I began to struggle within my consciousness, trying to break free of my paralysis, but my attempts were in vein. I did all I could, my very best, but he was too strong. I wondered if I’d ever have my body back, or if I could even live with myself. My friend not only betrayed me, but was now gone.
Soon, we arrived at the cave. Klyde dropped off the body outside the cave. I wondered with curiosity what on Earth would happen next. Suddenly, I remembered: Laura.
I did all I could to try to alert Klyde to not hurt her, for I knew she was in danger from a much more pressing, lethal threat. He blocked me out, however. I feared for her life, I didn’t want her to die, I didn’t! Klyde suddenly went back into his hunter mentality, looking around for the next kill. Suddenly, from down the hill, Klyde and I heard a crackle; a shadowy figure leapt from our sight.
Klyde dashed towards her, unceasingly affixed on the death of Laura. Yet again, he gave a merry chase. Through the skeletal thickets we scampered. We came to a small clearing, though thick canopy above shrouded the area in a veil of gloom. Klyde walked forward, hatched in hand, and gripped tight and ready strike at the first piece of foreign flesh he could acquire. The suspense grew as he crept forward. I could only hope that Laura weren’t actually here. Suddenly, he heard a crackle, and pounced like a tiger. He landed on nothing, and in distress, he punched the ground, bloodying my fist.
He got up and turned around, looking up the hill towards my cave, my home, my sanctuary, and my shelter. It nursed me as its own kin, and cared for me in my time of need. The ever-engulfing maw flowed a river of black down the hill. Above Shelter Cave loomed the lunar sun, eviscerated by the cadaverous branches, suddenly emerging from a passing cloud. The river suddenly lit up in midnight blue, revealing the trees ahead and all around, revealing myself, and revealing the blonde-haired, hazel-eyed girl behind me. Suddenly, a blunt force came into contact with my skull, and I fell. The darkness engulfed my sight and hearing like a black corruption branching into my vision. It had all went black before I had hit the ground, and the last thing that came into my head was an eerie farewell, said by a voice all-too familiar; Klyde’s.

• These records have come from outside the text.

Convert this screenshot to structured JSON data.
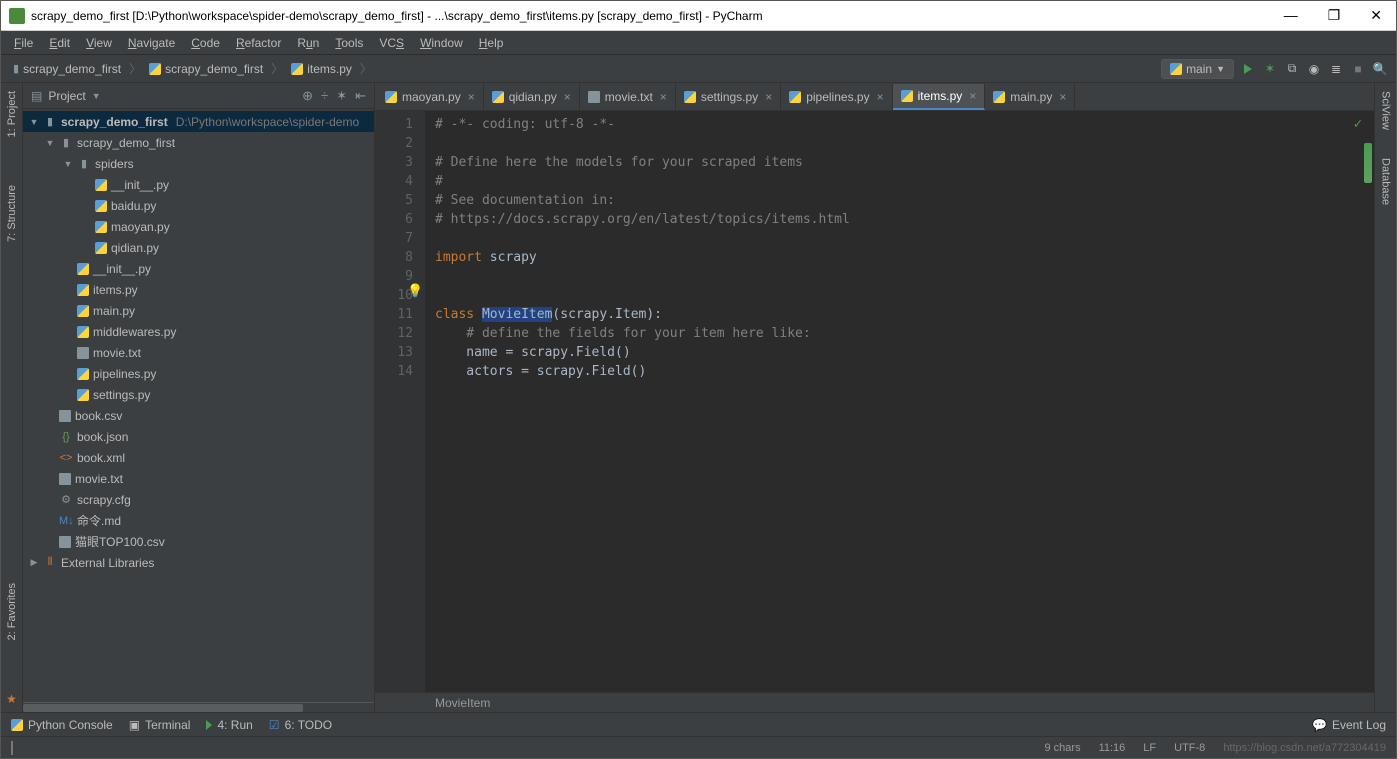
{
  "titlebar": {
    "title": "scrapy_demo_first [D:\\Python\\workspace\\spider-demo\\scrapy_demo_first] - ...\\scrapy_demo_first\\items.py [scrapy_demo_first] - PyCharm"
  },
  "menubar": [
    "File",
    "Edit",
    "View",
    "Navigate",
    "Code",
    "Refactor",
    "Run",
    "Tools",
    "VCS",
    "Window",
    "Help"
  ],
  "breadcrumb": {
    "root": "scrapy_demo_first",
    "mid": "scrapy_demo_first",
    "file": "items.py"
  },
  "run_config": "main",
  "sidebar": {
    "title": "Project",
    "tree": {
      "root": "scrapy_demo_first",
      "root_path": "D:\\Python\\workspace\\spider-demo",
      "pkg": "scrapy_demo_first",
      "spiders": "spiders",
      "spider_files": [
        "__init__.py",
        "baidu.py",
        "maoyan.py",
        "qidian.py"
      ],
      "pkg_files": [
        "__init__.py",
        "items.py",
        "main.py",
        "middlewares.py",
        "movie.txt",
        "pipelines.py",
        "settings.py"
      ],
      "root_files": [
        "book.csv",
        "book.json",
        "book.xml",
        "movie.txt",
        "scrapy.cfg",
        "命令.md",
        "猫眼TOP100.csv"
      ],
      "external": "External Libraries"
    }
  },
  "tabs": [
    {
      "label": "maoyan.py",
      "type": "py"
    },
    {
      "label": "qidian.py",
      "type": "py"
    },
    {
      "label": "movie.txt",
      "type": "txt"
    },
    {
      "label": "settings.py",
      "type": "py"
    },
    {
      "label": "pipelines.py",
      "type": "py"
    },
    {
      "label": "items.py",
      "type": "py",
      "active": true
    },
    {
      "label": "main.py",
      "type": "py"
    }
  ],
  "code": {
    "lines": [
      {
        "n": 1,
        "type": "comment",
        "t": "# -*- coding: utf-8 -*-"
      },
      {
        "n": 2,
        "type": "blank",
        "t": ""
      },
      {
        "n": 3,
        "type": "comment",
        "t": "# Define here the models for your scraped items"
      },
      {
        "n": 4,
        "type": "comment",
        "t": "#"
      },
      {
        "n": 5,
        "type": "comment",
        "t": "# See documentation in:"
      },
      {
        "n": 6,
        "type": "comment",
        "t": "# https://docs.scrapy.org/en/latest/topics/items.html"
      },
      {
        "n": 7,
        "type": "blank",
        "t": ""
      },
      {
        "n": 8,
        "type": "import",
        "kw": "import",
        "rest": " scrapy"
      },
      {
        "n": 9,
        "type": "blank",
        "t": ""
      },
      {
        "n": 10,
        "type": "blank",
        "t": ""
      },
      {
        "n": 11,
        "type": "class",
        "kw": "class",
        "name": "MovieItem",
        "rest": "(scrapy.Item):"
      },
      {
        "n": 12,
        "type": "comment",
        "t": "    # define the fields for your item here like:"
      },
      {
        "n": 13,
        "type": "code",
        "t": "    name = scrapy.Field()"
      },
      {
        "n": 14,
        "type": "code",
        "t": "    actors = scrapy.Field()"
      }
    ]
  },
  "breadcrumb_bottom": "MovieItem",
  "left_gutter": [
    "1: Project",
    "7: Structure"
  ],
  "left_gutter_bottom": "2: Favorites",
  "right_gutter": [
    "SciView",
    "Database"
  ],
  "bottom_toolbar": {
    "python_console": "Python Console",
    "terminal": "Terminal",
    "run": "4: Run",
    "todo": "6: TODO",
    "event_log": "Event Log"
  },
  "statusbar": {
    "chars": "9 chars",
    "position": "11:16",
    "lf": "LF",
    "encoding": "UTF-8",
    "watermark": "https://blog.csdn.net/a772304419"
  }
}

Whether it was an apology, or a curse, the fact is he is gone, and I can now sleep. I send my deepest wishes to Laura, and I hope she is rescued. Whether she will or not is not within my knowledge, but I’m sure Shelter Hill shall keep her safe, as it did for me. For now, I lie within the otherworld. There I can only hope, I can only watch, but at least I can finally rest.